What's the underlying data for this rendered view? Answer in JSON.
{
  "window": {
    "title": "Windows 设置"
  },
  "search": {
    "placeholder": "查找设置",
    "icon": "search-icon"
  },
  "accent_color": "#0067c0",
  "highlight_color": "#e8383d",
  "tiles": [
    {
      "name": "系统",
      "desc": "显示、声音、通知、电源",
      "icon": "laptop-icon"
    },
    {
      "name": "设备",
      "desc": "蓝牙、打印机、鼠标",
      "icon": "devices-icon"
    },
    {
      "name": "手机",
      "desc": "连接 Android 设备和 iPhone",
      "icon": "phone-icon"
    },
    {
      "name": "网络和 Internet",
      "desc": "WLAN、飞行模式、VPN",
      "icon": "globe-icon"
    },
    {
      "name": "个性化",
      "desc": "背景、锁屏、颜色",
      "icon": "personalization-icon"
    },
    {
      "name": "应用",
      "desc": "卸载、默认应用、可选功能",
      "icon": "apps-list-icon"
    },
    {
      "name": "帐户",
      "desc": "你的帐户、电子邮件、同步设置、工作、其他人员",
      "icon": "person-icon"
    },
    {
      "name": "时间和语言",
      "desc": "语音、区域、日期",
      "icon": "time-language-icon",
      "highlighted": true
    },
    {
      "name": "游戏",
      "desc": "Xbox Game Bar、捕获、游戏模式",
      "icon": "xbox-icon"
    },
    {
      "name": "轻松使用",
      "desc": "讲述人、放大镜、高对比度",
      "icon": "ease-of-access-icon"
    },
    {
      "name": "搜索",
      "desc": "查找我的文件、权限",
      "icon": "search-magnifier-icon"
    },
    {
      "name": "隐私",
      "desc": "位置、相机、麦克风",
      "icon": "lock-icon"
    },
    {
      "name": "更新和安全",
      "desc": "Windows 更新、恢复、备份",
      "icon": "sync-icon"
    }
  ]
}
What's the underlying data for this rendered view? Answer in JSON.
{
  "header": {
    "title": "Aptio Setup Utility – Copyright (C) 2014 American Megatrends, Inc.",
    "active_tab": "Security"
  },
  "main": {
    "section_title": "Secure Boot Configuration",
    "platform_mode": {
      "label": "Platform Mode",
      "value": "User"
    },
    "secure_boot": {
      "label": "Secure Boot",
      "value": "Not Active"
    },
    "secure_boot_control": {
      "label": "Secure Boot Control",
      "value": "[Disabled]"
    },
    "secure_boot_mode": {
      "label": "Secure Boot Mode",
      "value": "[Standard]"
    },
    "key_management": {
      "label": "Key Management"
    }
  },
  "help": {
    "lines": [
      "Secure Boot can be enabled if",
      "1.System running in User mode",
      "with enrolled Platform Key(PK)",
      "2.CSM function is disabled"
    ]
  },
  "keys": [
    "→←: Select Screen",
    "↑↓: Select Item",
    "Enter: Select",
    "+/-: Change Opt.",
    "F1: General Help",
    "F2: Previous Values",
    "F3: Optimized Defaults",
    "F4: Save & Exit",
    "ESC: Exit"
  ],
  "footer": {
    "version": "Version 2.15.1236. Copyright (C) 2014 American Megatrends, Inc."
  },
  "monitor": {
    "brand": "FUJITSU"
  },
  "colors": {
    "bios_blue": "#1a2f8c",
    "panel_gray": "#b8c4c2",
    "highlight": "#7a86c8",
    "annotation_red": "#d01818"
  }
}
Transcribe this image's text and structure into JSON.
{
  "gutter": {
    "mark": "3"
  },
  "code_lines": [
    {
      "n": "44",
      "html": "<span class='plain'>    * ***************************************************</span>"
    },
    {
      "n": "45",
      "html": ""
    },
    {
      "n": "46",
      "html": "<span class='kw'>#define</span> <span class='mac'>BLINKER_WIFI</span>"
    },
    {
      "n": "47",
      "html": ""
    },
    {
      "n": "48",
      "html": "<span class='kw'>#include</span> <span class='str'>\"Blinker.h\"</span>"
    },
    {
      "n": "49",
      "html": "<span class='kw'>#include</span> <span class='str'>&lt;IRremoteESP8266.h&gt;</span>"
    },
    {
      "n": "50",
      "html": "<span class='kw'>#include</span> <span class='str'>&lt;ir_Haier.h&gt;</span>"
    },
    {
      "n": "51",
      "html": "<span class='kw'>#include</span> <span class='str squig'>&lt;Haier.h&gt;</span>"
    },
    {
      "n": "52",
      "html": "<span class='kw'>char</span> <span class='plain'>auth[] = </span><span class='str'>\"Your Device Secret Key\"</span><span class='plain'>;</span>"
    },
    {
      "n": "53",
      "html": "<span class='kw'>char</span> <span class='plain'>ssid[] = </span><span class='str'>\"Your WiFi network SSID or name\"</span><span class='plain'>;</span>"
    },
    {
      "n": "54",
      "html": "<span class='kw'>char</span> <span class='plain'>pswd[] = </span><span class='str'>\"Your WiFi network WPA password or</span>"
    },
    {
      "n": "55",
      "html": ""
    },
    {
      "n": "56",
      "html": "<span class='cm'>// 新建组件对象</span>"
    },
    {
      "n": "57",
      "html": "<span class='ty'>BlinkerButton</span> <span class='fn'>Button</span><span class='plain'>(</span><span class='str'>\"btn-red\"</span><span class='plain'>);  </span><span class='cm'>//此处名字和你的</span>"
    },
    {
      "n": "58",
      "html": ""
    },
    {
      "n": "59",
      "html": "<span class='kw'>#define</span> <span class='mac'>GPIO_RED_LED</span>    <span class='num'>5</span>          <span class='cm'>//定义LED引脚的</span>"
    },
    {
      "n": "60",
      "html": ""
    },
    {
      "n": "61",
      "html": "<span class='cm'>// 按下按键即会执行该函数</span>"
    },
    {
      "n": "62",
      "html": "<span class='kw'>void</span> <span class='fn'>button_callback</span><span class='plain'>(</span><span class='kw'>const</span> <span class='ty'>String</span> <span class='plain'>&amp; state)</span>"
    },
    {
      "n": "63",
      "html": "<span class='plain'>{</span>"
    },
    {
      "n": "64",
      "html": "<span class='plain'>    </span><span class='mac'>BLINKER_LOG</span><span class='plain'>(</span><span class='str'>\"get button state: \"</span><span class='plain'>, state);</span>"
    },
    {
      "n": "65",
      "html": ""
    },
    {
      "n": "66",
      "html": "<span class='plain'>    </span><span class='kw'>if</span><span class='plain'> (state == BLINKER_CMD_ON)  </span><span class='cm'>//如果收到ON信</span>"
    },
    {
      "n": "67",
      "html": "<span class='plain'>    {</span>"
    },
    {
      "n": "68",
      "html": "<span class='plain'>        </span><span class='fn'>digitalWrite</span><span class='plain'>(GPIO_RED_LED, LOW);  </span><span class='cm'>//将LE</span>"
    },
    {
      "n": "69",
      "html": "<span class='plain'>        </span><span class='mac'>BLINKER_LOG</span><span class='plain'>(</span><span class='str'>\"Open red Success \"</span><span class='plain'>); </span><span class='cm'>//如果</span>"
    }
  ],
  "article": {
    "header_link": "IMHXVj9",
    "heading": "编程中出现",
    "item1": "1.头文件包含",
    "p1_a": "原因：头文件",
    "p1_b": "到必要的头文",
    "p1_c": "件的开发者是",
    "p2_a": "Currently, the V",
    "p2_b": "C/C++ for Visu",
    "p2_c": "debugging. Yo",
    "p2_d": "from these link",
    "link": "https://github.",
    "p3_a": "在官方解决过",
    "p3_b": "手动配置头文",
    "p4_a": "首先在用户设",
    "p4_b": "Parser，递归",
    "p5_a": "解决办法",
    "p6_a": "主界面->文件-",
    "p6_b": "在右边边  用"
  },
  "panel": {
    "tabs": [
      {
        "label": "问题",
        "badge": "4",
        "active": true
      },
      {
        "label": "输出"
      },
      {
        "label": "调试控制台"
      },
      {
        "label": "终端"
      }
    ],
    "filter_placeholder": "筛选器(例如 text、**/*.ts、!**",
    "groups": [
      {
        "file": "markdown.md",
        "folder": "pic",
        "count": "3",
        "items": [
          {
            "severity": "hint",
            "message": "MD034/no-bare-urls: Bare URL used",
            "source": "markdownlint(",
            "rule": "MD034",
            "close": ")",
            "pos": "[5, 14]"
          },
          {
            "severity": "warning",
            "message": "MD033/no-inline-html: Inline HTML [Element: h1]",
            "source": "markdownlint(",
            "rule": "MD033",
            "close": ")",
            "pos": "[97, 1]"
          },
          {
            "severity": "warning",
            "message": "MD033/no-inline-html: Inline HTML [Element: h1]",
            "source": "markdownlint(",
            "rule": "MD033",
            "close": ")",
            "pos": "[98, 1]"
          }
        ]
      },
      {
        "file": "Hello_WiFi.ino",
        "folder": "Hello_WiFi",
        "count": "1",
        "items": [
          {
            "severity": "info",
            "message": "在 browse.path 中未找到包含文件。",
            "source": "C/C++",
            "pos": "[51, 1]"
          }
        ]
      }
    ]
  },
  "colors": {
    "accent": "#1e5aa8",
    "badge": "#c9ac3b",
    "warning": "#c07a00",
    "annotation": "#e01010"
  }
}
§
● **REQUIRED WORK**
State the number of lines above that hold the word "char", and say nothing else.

● **ANSWER BOX**
3